• **Action item**: Scan the material for the string "Discount" and copy out every line in which it occurs.

*** Begin section ***

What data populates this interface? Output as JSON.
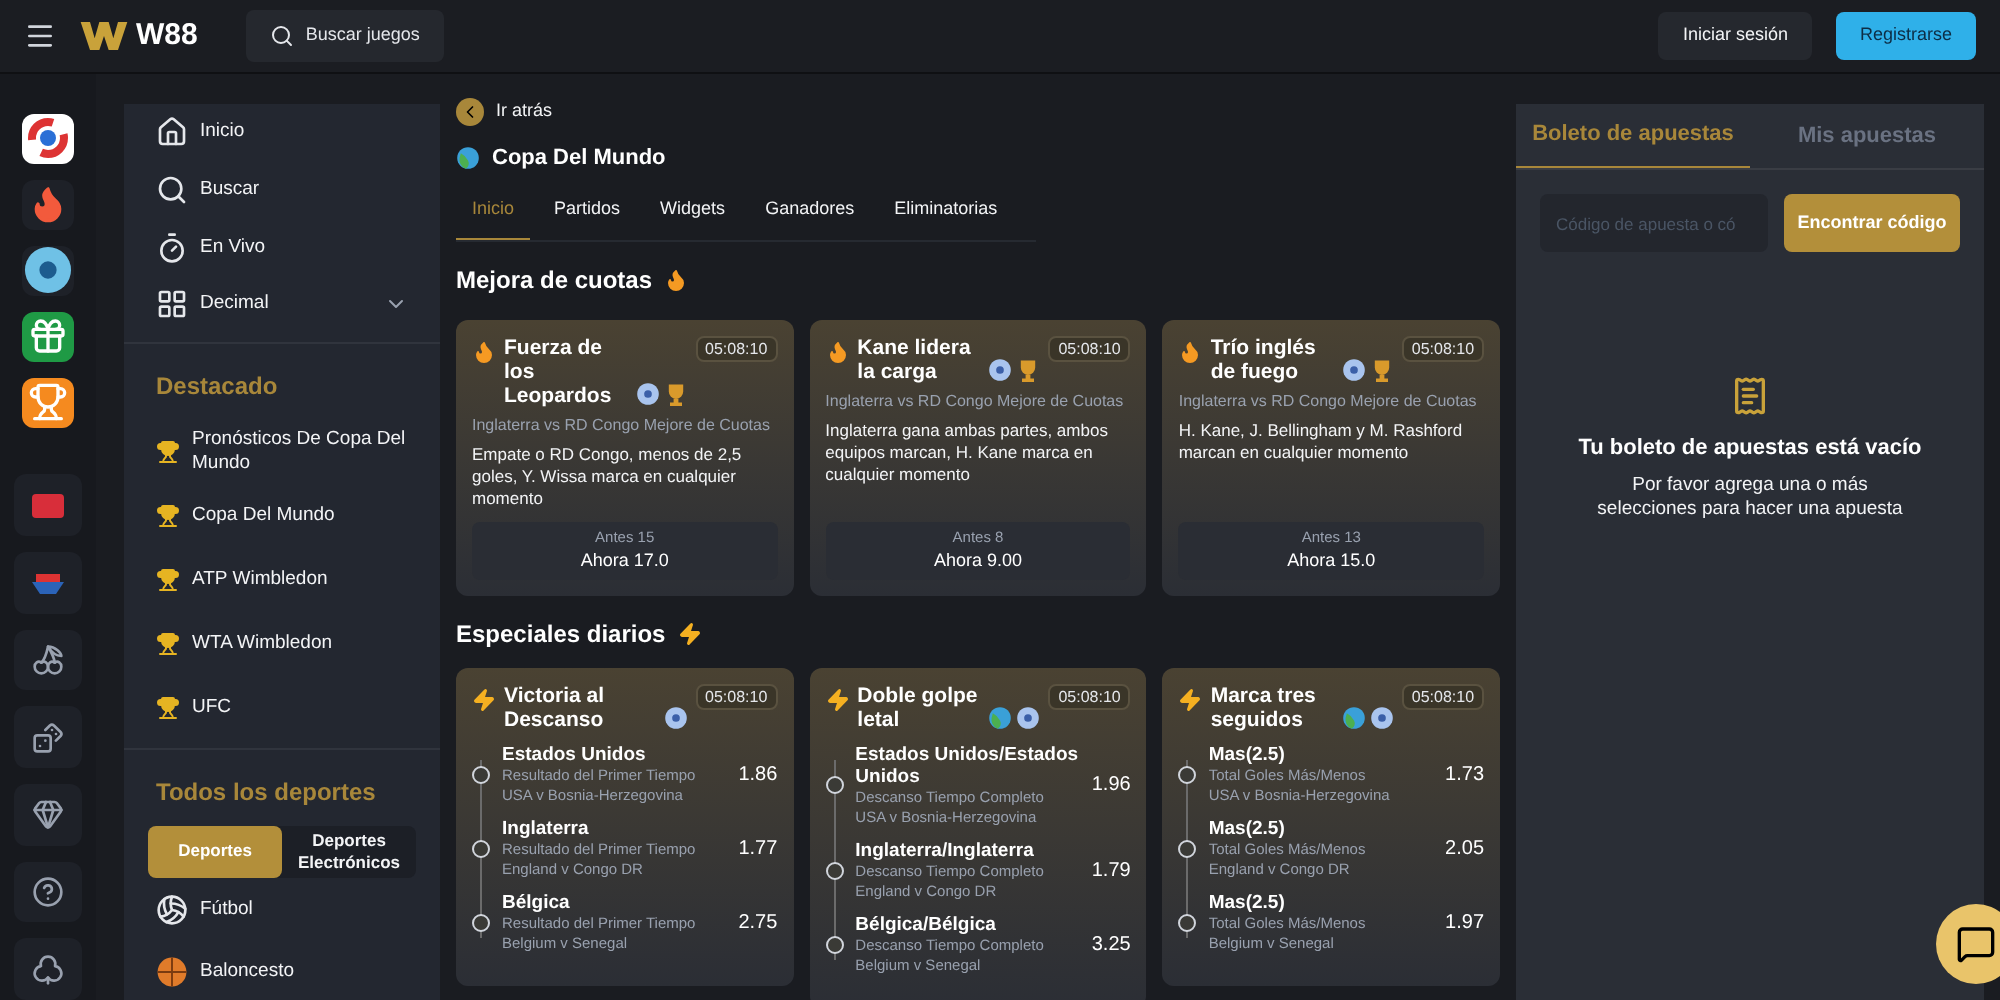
{
  "header": {
    "brand": "W88",
    "search": "Buscar juegos",
    "login": "Iniciar sesión",
    "register": "Registrarse"
  },
  "nav": {
    "items": [
      {
        "label": "Inicio",
        "kind": "home"
      },
      {
        "label": "Buscar",
        "kind": "search"
      },
      {
        "label": "En Vivo",
        "kind": "live"
      },
      {
        "label": "Decimal",
        "kind": "odds"
      }
    ],
    "featured_title": "Destacado",
    "featured": [
      "Pronósticos De Copa Del Mundo",
      "Copa Del Mundo",
      "ATP Wimbledon",
      "WTA Wimbledon",
      "UFC"
    ],
    "sports_title": "Todos los deportes",
    "toggle": [
      {
        "label": "Deportes",
        "selected": true
      },
      {
        "label": "Deportes Electrónicos",
        "selected": false
      }
    ],
    "sports": [
      {
        "label": "Fútbol",
        "kind": "football"
      },
      {
        "label": "Baloncesto",
        "kind": "basketball"
      }
    ]
  },
  "main": {
    "back": "Ir atrás",
    "title": "Copa Del Mundo",
    "tabs": [
      {
        "label": "Inicio",
        "selected": true
      },
      {
        "label": "Partidos",
        "selected": false
      },
      {
        "label": "Widgets",
        "selected": false
      },
      {
        "label": "Ganadores",
        "selected": false
      },
      {
        "label": "Eliminatorias",
        "selected": false
      }
    ],
    "boost_title": "Mejora de cuotas",
    "boosts": [
      {
        "title": "Fuerza de los Leopardos",
        "time": "05:08:10",
        "subtitle": "Inglaterra vs RD Congo Mejore de Cuotas",
        "description": "Empate o RD Congo, menos de 2,5 goles, Y. Wissa marca en cualquier momento",
        "before": "Antes 15",
        "now": "Ahora 17.0"
      },
      {
        "title": "Kane lidera la carga",
        "time": "05:08:10",
        "subtitle": "Inglaterra vs RD Congo Mejore de Cuotas",
        "description": "Inglaterra gana ambas partes, ambos equipos marcan, H. Kane marca en cualquier momento",
        "before": "Antes 8",
        "now": "Ahora 9.00"
      },
      {
        "title": "Trío inglés de fuego",
        "time": "05:08:10",
        "subtitle": "Inglaterra vs RD Congo Mejore de Cuotas",
        "description": "H. Kane, J. Bellingham y M. Rashford marcan en cualquier momento",
        "before": "Antes 13",
        "now": "Ahora 15.0"
      }
    ],
    "specials_title": "Especiales diarios",
    "specials": [
      {
        "title": "Victoria al Descanso",
        "time": "05:08:10",
        "legs": [
          {
            "pick": "Estados Unidos",
            "market": "Resultado del Primer Tiempo",
            "match": "USA v Bosnia-Herzegovina",
            "odds": "1.86"
          },
          {
            "pick": "Inglaterra",
            "market": "Resultado del Primer Tiempo",
            "match": "England v Congo DR",
            "odds": "1.77"
          },
          {
            "pick": "Bélgica",
            "market": "Resultado del Primer Tiempo",
            "match": "Belgium v Senegal",
            "odds": "2.75"
          }
        ]
      },
      {
        "title": "Doble golpe letal",
        "time": "05:08:10",
        "legs": [
          {
            "pick": "Estados Unidos/Estados Unidos",
            "market": "Descanso Tiempo Completo",
            "match": "USA v Bosnia-Herzegovina",
            "odds": "1.96"
          },
          {
            "pick": "Inglaterra/Inglaterra",
            "market": "Descanso Tiempo Completo",
            "match": "England v Congo DR",
            "odds": "1.79"
          },
          {
            "pick": "Bélgica/Bélgica",
            "market": "Descanso Tiempo Completo",
            "match": "Belgium v Senegal",
            "odds": "3.25"
          }
        ]
      },
      {
        "title": "Marca tres seguidos",
        "time": "05:08:10",
        "legs": [
          {
            "pick": "Mas(2.5)",
            "market": "Total Goles Más/Menos",
            "match": "USA v Bosnia-Herzegovina",
            "odds": "1.73"
          },
          {
            "pick": "Mas(2.5)",
            "market": "Total Goles Más/Menos",
            "match": "England v Congo DR",
            "odds": "2.05"
          },
          {
            "pick": "Mas(2.5)",
            "market": "Total Goles Más/Menos",
            "match": "Belgium v Senegal",
            "odds": "1.97"
          }
        ]
      }
    ]
  },
  "betslip": {
    "tabs": [
      {
        "label": "Boleto de apuestas",
        "selected": true
      },
      {
        "label": "Mis apuestas",
        "selected": false
      }
    ],
    "code_placeholder": "Código de apuesta o có",
    "find": "Encontrar código",
    "empty_title": "Tu boleto de apuestas está vacío",
    "empty_text": "Por favor agrega una o más selecciones para hacer una apuesta"
  }
}
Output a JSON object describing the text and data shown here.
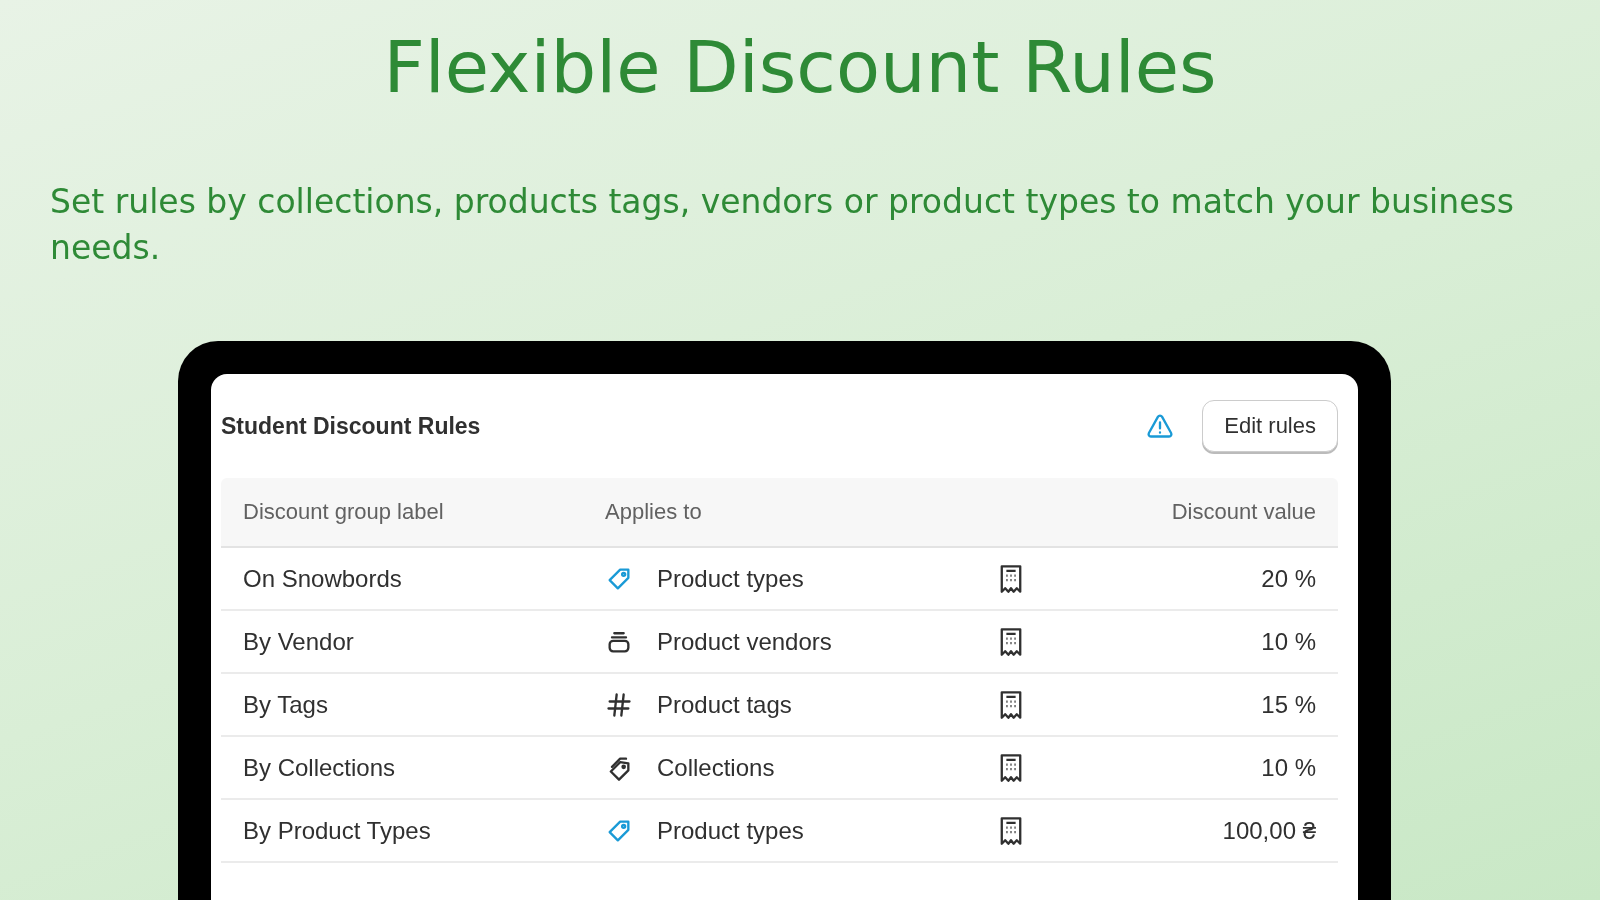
{
  "heading": "Flexible Discount Rules",
  "subheading": "Set rules by collections, products tags, vendors or product types to match your business needs.",
  "card": {
    "title": "Student Discount Rules",
    "button": "Edit rules",
    "table": {
      "columns": [
        "Discount group label",
        "Applies to",
        "Discount value"
      ],
      "rows": [
        {
          "label": "On Snowbords",
          "kind": "tag",
          "applies_to": "Product types",
          "value": "20 %"
        },
        {
          "label": "By Vendor",
          "kind": "stack",
          "applies_to": "Product vendors",
          "value": "10 %"
        },
        {
          "label": "By Tags",
          "kind": "hash",
          "applies_to": "Product tags",
          "value": "15 %"
        },
        {
          "label": "By Collections",
          "kind": "tags",
          "applies_to": "Collections",
          "value": "10 %"
        },
        {
          "label": "By Product Types",
          "kind": "tag",
          "applies_to": "Product types",
          "value": "100,00 ₴"
        }
      ]
    }
  }
}
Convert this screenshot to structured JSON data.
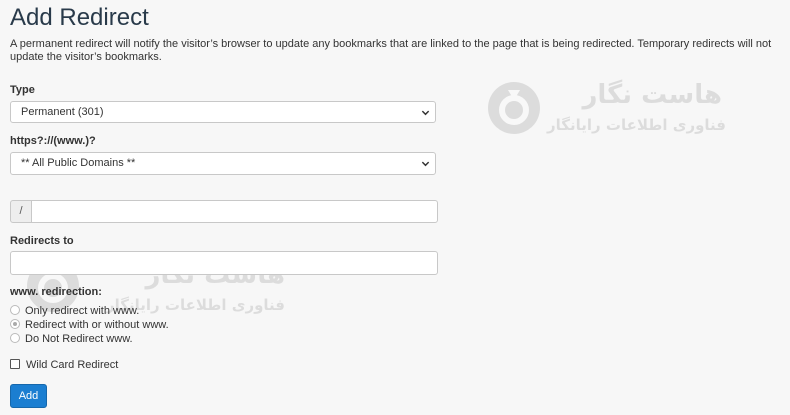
{
  "page": {
    "title": "Add Redirect",
    "description": "A permanent redirect will notify the visitor’s browser to update any bookmarks that are linked to the page that is being redirected. Temporary redirects will not update the visitor’s bookmarks."
  },
  "form": {
    "type_label": "Type",
    "type_value": "Permanent (301)",
    "domain_label": "https?://(www.)?",
    "domain_value": "** All Public Domains **",
    "path_prefix": "/",
    "path_value": "",
    "redirects_to_label": "Redirects to",
    "redirects_to_value": "",
    "www_label": "www. redirection:",
    "www_options": [
      {
        "label": "Only redirect with www.",
        "checked": false
      },
      {
        "label": "Redirect with or without www.",
        "checked": true
      },
      {
        "label": "Do Not Redirect www.",
        "checked": false
      }
    ],
    "wildcard_label": "Wild Card Redirect",
    "wildcard_checked": false,
    "add_button": "Add"
  },
  "watermark": {
    "brand": "هاست نگار",
    "tagline": "فناوری اطلاعات رایانگار",
    "logo_icon": "hostnegar-logo-icon"
  },
  "colors": {
    "title": "#293a4a",
    "primary_button": "#1b7ed1",
    "background": "#f7f7f7"
  }
}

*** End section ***

• **Reply to the task**:
  "heading": "Flexible Discount Rules",
    "title": "Student Discount Rules",
        "Discount group label",
        "Discount value"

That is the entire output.